St. Patrick’s Day
Ireland’s patron saint is celebrated in Northern Ireland on March 17 as much as he is in the south. Don’t forget, they are Irish here, too (not British), only, generally, with a penchant of separation from the south. People dress up in green, fountains are dyed green, and there are parties in the streets. Head to Downpatrick to visit St Patrick’s grave.
Cathedral Quarter Arts Festival
This alternative festival in Belfast, early- to mid-May, is especially popular with the younger crowd. It features art, theater, and music through big name acts at venues within the historic arts quarter of the capital. The event goes over about 10 days and is good for all the family.
The Balmoral Showgrounds in Belfast is the setting for Ireland’s main food and agricultural event. It takes place in mid-May over three days and is fun for the whole family, with hundreds of stands, along with show jumping, sheep-shearing, and a zone for kids to have fun.
Lord Mayor’s Carnival
The colorful street carnival is the highlight of this quirky event in Northern Ireland, which celebrates the end of the Lord Mayor’s tenure in late May. Expect floats, lots of dressing up—including the mayor in all his regalia plus gold carriage—and big fireworks.
The 26-mile run goes via the streets of Belfast and draws in thousands of contenders from around the world. The Belfast Marathon takes place at the end of May and also features a shorter, 16-mile fun run, followed by a grand party at City Hall.
This controversial event on July 12 (‘The Twelfth’) dates from the 1700s and features waves of ‘Orange Men’ marching through city streets across Northern Ireland. These Orange Men are Protestant (loyalists) marking their allegiance to William III (William of Orange) of England and there is lots of flag waving. Naturally, tensions among the Catholic community can be high and security is typically heavy. Best seen in Belfast.
Féile an Phobail
The ‘West Belfast Festival’ is one of Europe’s largest community festivals, featuring thousands of local children in a huge procession on Falls Road in Belfast. Big music acts, poets, and comedians accompany the event, which takes place over 10 days in early August.
The Belfast Festival is a massive event attracting around 50,000 spectators with theatre, dance, pop and rock music, classical music, visual arts, and comedy.
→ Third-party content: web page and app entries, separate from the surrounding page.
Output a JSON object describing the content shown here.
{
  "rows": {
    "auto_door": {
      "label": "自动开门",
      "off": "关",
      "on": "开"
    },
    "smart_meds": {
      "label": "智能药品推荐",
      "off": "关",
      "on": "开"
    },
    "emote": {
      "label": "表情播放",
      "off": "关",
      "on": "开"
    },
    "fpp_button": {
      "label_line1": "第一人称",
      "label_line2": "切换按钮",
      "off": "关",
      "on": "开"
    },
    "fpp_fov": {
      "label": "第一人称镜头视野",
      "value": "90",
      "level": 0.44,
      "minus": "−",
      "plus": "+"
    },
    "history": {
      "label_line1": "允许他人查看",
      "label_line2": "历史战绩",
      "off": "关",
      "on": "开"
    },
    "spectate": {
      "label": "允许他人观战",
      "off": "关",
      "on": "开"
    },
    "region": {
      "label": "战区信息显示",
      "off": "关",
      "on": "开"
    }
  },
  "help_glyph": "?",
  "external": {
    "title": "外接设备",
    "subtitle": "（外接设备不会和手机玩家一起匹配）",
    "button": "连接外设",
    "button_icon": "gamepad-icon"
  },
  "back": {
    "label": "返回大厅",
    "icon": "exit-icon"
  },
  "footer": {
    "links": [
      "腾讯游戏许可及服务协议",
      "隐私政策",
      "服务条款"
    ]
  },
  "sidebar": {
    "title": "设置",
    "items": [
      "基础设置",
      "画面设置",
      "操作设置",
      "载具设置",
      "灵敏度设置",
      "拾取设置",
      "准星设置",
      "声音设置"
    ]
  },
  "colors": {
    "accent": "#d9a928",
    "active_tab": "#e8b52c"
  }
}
The event goes over two weeks, late October through early November, and is worth traveling to Northern Ireland for if you’re in the UK/Irish region.